Identify all lines in the listing that include the word "icon", and copy them out.

▸ **Records to use**
□ □ □ □ □

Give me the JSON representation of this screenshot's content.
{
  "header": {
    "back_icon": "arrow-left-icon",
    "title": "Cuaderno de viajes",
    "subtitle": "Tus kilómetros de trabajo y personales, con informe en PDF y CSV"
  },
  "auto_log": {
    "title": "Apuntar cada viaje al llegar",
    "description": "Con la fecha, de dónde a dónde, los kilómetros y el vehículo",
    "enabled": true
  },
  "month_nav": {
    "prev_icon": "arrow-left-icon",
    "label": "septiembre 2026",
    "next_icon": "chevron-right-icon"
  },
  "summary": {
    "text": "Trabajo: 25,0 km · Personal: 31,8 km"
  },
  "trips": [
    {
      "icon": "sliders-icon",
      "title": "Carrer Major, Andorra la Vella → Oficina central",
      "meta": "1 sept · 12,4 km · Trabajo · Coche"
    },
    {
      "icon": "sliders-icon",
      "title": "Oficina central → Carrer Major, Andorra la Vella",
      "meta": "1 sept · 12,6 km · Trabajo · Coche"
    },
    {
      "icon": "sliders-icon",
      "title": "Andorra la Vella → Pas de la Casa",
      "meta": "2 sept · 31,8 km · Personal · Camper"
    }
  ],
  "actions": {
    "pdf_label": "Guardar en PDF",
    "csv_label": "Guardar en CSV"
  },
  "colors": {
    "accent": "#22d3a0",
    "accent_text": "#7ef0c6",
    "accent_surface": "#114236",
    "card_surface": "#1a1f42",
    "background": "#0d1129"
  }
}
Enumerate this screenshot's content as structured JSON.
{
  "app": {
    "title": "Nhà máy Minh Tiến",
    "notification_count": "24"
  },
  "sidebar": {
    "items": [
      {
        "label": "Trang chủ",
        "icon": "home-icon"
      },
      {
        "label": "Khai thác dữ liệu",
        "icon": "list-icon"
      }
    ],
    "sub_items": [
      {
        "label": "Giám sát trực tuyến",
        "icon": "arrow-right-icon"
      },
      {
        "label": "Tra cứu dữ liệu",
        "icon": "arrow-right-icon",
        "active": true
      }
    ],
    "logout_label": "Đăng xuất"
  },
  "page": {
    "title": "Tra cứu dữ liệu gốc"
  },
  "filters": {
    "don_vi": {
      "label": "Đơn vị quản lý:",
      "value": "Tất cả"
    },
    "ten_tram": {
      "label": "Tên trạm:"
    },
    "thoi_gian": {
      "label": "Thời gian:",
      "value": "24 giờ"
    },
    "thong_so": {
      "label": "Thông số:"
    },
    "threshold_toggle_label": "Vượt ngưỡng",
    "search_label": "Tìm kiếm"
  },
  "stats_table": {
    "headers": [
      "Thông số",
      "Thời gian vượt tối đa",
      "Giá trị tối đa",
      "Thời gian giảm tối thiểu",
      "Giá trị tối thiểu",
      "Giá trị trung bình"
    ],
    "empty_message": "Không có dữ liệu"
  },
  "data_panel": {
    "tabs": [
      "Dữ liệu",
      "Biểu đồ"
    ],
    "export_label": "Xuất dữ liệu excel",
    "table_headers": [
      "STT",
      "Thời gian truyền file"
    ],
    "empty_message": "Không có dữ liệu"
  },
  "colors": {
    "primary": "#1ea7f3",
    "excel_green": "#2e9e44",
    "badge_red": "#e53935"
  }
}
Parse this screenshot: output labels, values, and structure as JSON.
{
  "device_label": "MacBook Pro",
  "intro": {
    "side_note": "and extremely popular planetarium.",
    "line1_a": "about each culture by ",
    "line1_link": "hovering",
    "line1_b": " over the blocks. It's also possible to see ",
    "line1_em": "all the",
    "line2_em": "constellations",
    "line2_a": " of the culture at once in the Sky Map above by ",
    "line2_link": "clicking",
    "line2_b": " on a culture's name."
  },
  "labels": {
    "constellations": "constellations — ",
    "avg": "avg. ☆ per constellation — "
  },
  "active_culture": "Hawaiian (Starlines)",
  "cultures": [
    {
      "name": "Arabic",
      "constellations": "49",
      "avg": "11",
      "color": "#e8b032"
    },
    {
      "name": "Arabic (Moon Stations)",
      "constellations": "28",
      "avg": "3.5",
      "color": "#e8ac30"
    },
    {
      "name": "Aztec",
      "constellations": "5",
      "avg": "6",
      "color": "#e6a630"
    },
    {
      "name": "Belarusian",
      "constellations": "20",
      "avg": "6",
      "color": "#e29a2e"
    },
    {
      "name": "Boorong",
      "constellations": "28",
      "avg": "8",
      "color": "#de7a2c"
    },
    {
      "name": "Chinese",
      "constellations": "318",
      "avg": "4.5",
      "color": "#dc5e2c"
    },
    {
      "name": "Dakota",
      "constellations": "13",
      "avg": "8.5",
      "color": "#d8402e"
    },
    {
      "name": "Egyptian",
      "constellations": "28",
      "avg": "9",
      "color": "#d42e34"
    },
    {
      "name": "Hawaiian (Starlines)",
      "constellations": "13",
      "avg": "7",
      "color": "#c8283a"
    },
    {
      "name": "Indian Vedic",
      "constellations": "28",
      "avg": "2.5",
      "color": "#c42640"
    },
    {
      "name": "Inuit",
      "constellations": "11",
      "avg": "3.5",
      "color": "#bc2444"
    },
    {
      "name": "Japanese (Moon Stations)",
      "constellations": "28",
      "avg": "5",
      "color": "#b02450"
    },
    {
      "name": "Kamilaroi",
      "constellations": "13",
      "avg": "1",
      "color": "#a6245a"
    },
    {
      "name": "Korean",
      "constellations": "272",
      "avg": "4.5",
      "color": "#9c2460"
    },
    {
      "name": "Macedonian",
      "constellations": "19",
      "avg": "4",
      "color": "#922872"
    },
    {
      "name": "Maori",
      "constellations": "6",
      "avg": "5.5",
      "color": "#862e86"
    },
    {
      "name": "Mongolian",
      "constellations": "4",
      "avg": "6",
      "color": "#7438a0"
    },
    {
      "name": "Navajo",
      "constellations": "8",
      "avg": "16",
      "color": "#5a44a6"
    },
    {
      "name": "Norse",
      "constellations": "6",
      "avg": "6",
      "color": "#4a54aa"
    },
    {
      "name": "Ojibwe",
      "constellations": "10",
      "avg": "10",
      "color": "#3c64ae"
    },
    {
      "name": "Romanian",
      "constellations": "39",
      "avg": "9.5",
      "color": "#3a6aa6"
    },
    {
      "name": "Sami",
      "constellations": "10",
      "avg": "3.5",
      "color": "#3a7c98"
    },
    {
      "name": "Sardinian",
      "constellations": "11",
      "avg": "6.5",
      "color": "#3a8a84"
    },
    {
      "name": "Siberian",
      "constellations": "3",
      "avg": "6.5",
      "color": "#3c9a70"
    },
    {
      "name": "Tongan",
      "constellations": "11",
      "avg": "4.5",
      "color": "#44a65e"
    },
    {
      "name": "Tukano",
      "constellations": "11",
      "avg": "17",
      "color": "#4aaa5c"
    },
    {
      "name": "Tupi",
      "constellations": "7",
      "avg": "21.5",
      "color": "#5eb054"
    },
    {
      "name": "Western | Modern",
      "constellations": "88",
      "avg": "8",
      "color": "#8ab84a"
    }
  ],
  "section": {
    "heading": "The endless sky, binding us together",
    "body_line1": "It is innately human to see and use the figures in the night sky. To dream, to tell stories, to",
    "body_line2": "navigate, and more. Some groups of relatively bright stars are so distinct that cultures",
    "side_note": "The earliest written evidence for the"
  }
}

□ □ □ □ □

▸ **Response for this exercise**
    "back_icon": "arrow-left-icon",
    "prev_icon": "arrow-left-icon",
    "next_icon": "chevron-right-icon"
      "icon": "sliders-icon",
      "icon": "sliders-icon",
      "icon": "sliders-icon",
        "icon": "home-icon"
        "icon": "list-icon"
        "icon": "arrow-right-icon"
        "icon": "arrow-right-icon",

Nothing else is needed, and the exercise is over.